*** MATERIAL FOR THIS EXERCISE Section Begins ***

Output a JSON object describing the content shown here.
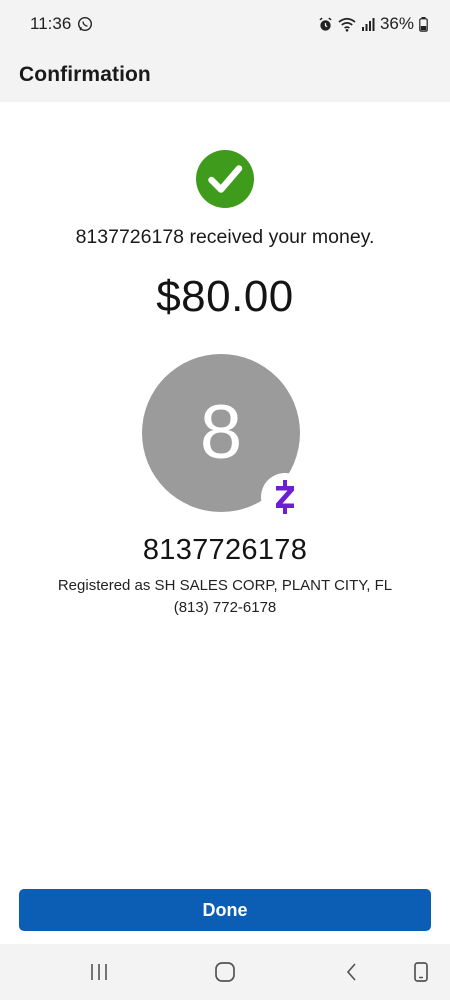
{
  "status_bar": {
    "time": "11:36",
    "battery": "36%",
    "icons": [
      "whatsapp-icon",
      "alarm-icon",
      "wifi-icon",
      "signal-icon",
      "battery-icon"
    ]
  },
  "header": {
    "title": "Confirmation"
  },
  "confirmation": {
    "message": "8137726178 received your money.",
    "amount": "$80.00",
    "avatar_initial": "8",
    "recipient": "8137726178",
    "registered": "Registered as SH SALES CORP, PLANT CITY, FL",
    "phone": "(813) 772-6178"
  },
  "actions": {
    "done_label": "Done"
  },
  "colors": {
    "success_green": "#3e9b1c",
    "primary_blue": "#0c5eb5",
    "zelle_purple": "#6d1ed4",
    "avatar_gray": "#9b9b9b"
  },
  "nav_bar": {
    "icons": [
      "recent-apps-icon",
      "home-icon",
      "back-icon",
      "rotate-icon"
    ]
  }
}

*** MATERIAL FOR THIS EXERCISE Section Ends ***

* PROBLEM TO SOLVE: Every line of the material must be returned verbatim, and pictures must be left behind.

* ANSWER AREA:
Output a JSON object describing the content shown here.
{
  "status_bar": {
    "time": "11:36",
    "battery": "36%",
    "icons": [
      "whatsapp-icon",
      "alarm-icon",
      "wifi-icon",
      "signal-icon",
      "battery-icon"
    ]
  },
  "header": {
    "title": "Confirmation"
  },
  "confirmation": {
    "message": "8137726178 received your money.",
    "amount": "$80.00",
    "avatar_initial": "8",
    "recipient": "8137726178",
    "registered": "Registered as SH SALES CORP, PLANT CITY, FL",
    "phone": "(813) 772-6178"
  },
  "actions": {
    "done_label": "Done"
  },
  "colors": {
    "success_green": "#3e9b1c",
    "primary_blue": "#0c5eb5",
    "zelle_purple": "#6d1ed4",
    "avatar_gray": "#9b9b9b"
  },
  "nav_bar": {
    "icons": [
      "recent-apps-icon",
      "home-icon",
      "back-icon",
      "rotate-icon"
    ]
  }
}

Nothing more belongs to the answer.